Let’s explore the pros and cons, the different types of leases, and places to lease.
Pros of leasing:
- Weekly or monthly payments means predictable expenses without a high lump sum deposit
- You save working capital for business areas that truly need it
- You can easily upgrade your equipment when the lease period is over
- You’re not responsible for the repair costs if the equipment breaks or malfunctions
- Leasing is ideal if you don’t want to deal with the struggle of repairing specific restaurant equipment that’s prone to breakage. Dishwasher anyone?
- There’s usually an option to buy the equipment at the end of the lease period
Cons of leasing:
- Buying equipment builds equity, which you can sell if you need money. But when you lease you pay a monthly amount – that’s money you never see again

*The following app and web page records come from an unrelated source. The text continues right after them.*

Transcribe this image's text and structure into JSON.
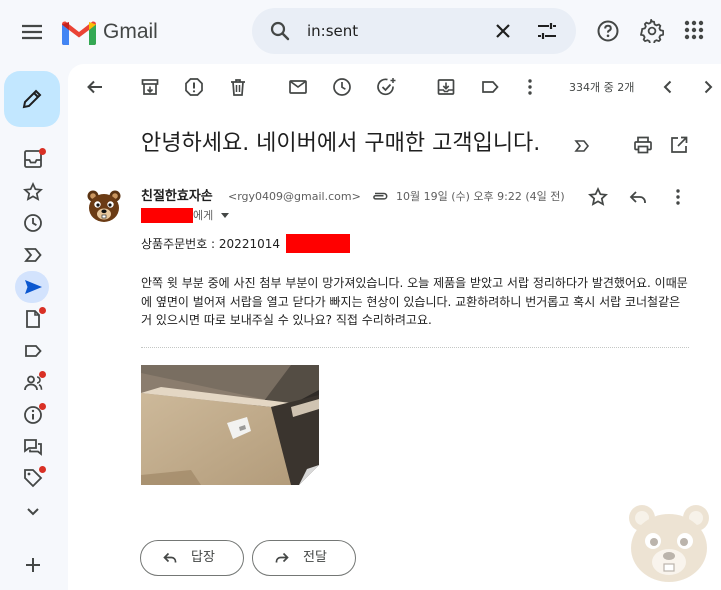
{
  "header": {
    "logo_text": "Gmail",
    "search_query": "in:sent"
  },
  "toolbar": {
    "page_count": "334개 중 2개"
  },
  "message": {
    "subject": "안녕하세요. 네이버에서 구매한 고객입니다.",
    "sender_name": "친절한효자손",
    "sender_email": "<rgy0409@gmail.com>",
    "date": "10월 19일 (수) 오후 9:22 (4일 전)",
    "to_suffix": "에게",
    "order_label": "상품주문번호 : 20221014",
    "body": "안쪽 윗 부분 중에 사진 첨부 부분이 망가져있습니다. 오늘 제품을 받았고 서랍 정리하다가 발견했어요. 이때문에 옆면이 벌어져 서랍을 열고 닫다가 빠지는 현상이 있습니다. 교환하려하니 번거롭고 혹시 서랍 코너철같은거 있으시면 따로 보내주실 수 있나요? 직접 수리하려고요."
  },
  "actions": {
    "reply_label": "답장",
    "forward_label": "전달"
  },
  "colors": {
    "background": "#f6f8fc",
    "compose": "#c2e7ff",
    "active_nav": "#d3e3fd",
    "redaction": "#ff0000",
    "badge": "#d93025"
  }
}
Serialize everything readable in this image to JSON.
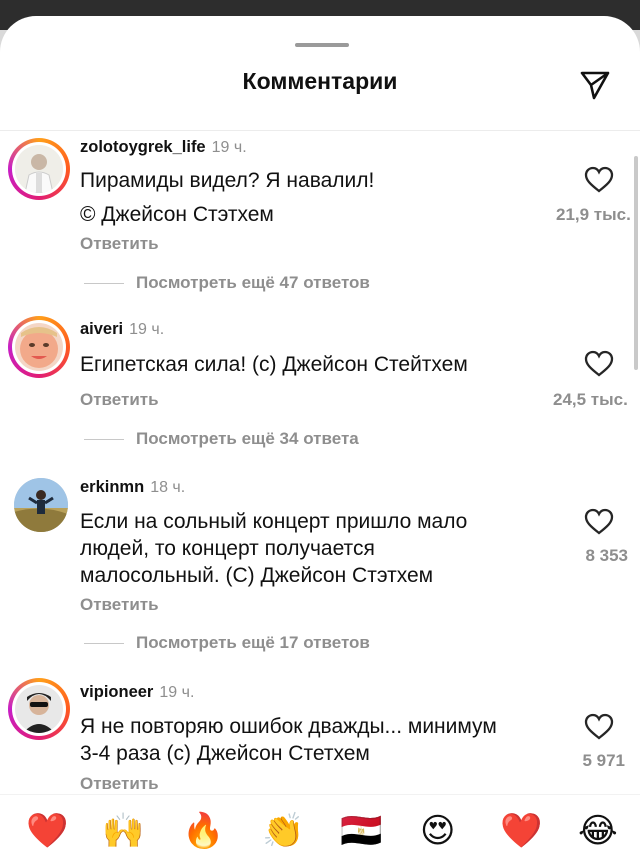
{
  "header": {
    "title": "Комментарии",
    "share_icon": "send-icon"
  },
  "comments": [
    {
      "username": "zolotoygrek_life",
      "time": "19 ч.",
      "text_lines": [
        "Пирамиды видел? Я навалил!",
        "© Джейсон Стэтхем"
      ],
      "reply_label": "Ответить",
      "likes": "21,9 тыс.",
      "more_replies": "Посмотреть ещё 47 ответов"
    },
    {
      "username": "aiveri",
      "time": "19 ч.",
      "text_lines": [
        "Египетская сила! (с) Джейсон Стейтхем"
      ],
      "reply_label": "Ответить",
      "likes": "24,5 тыс.",
      "more_replies": "Посмотреть ещё 34 ответа"
    },
    {
      "username": "erkinmn",
      "time": "18 ч.",
      "text_lines": [
        "Если на сольный концерт пришло мало",
        "людей, то концерт получается",
        "малосольный. (С) Джейсон Стэтхем"
      ],
      "reply_label": "Ответить",
      "likes": "8 353",
      "more_replies": "Посмотреть ещё 17 ответов"
    },
    {
      "username": "vipioneer",
      "time": "19 ч.",
      "text_lines": [
        "Я не повторяю ошибок дважды... минимум",
        "3-4 раза (с) Джейсон Стетхем"
      ],
      "reply_label": "Ответить",
      "likes": "5 971"
    }
  ],
  "emoji_bar": [
    "❤️",
    "🙌",
    "🔥",
    "👏",
    "🇪🇬",
    "😍",
    "❤️",
    "😂"
  ],
  "colors": {
    "muted": "#8e8e8e",
    "story_ring_start": "#ff9f1a",
    "story_ring_end": "#c71ec7"
  }
}
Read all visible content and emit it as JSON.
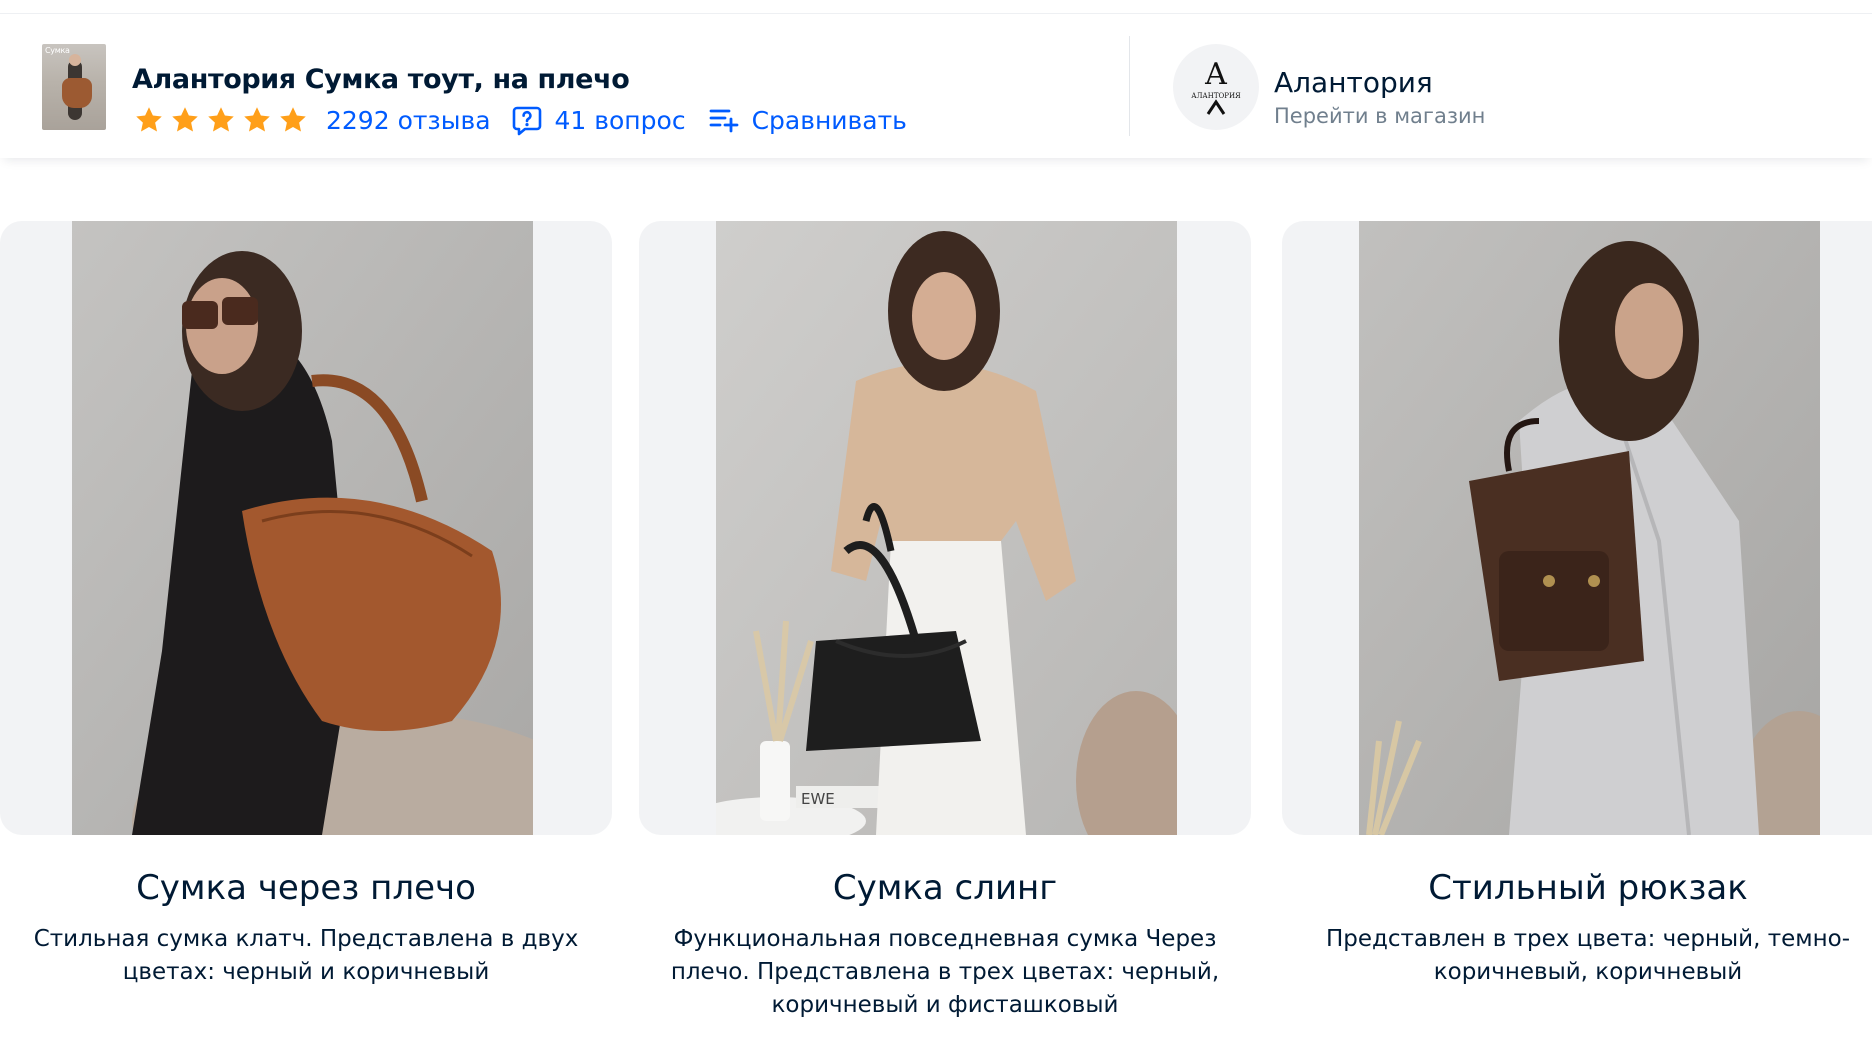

- Like financing, leasing arrangements have terms and conditions including termination clauses and unwanted charges. For example, you’ll likely pay extra if you want to switch to another brand because the current one doesn’t work like you thought it would
Types of equipment leases
- Lease to own is the most common type of lease. You lease the equipment with a buyout option at the end of the lease period. Monthly payments are high with a lower buyout amount
- Fair market value leases let you get the latest equipment for a reduced monthly cost. At the end of the lease, you can choose to buy the equipment at fair market value, return it, or continue leasing
- Quarterly equipment leases are subject to higher payments and interest rates
- Seasonal leases are perfect for restaurants with marked slow and busy seasons. You can pay for the lease during high-revenue periods.
Places to lease equipment
- New York: CKitchen and Rogers & Sons
- Chicago: Gator Chef and Restaurant Appliance Depot
- Toronto: Nella Cutlery and Silver Chef
It’s understandable that you would try to lessen the financial burden of starting and running a restaurant by buying used kitchen equipment, but that same equipment can cost you more money in the long run. That’s why it’s crucial to equip yourself with information about buying used so you can make an informed decision:
- Understand the benefits and drawbacks
- Do your due diligence before buying
- Know what equipment is worth risking on a used purchase – and what isn’t
- Learn where to buy reliable used equipment
- Understand options in equipment financing
- Recognize there are alternatives to buying – you can lease
- Don’t forget about insurance coverage for those “what if” moments
Now you know the ins and outs of buying used commercial kitchen equipment and you’ll grow more confident with each used purchase you make. Finally, trust your gut – if a potential sale doesn’t feel quite right, it probably isn’t, and the best option is to walk away.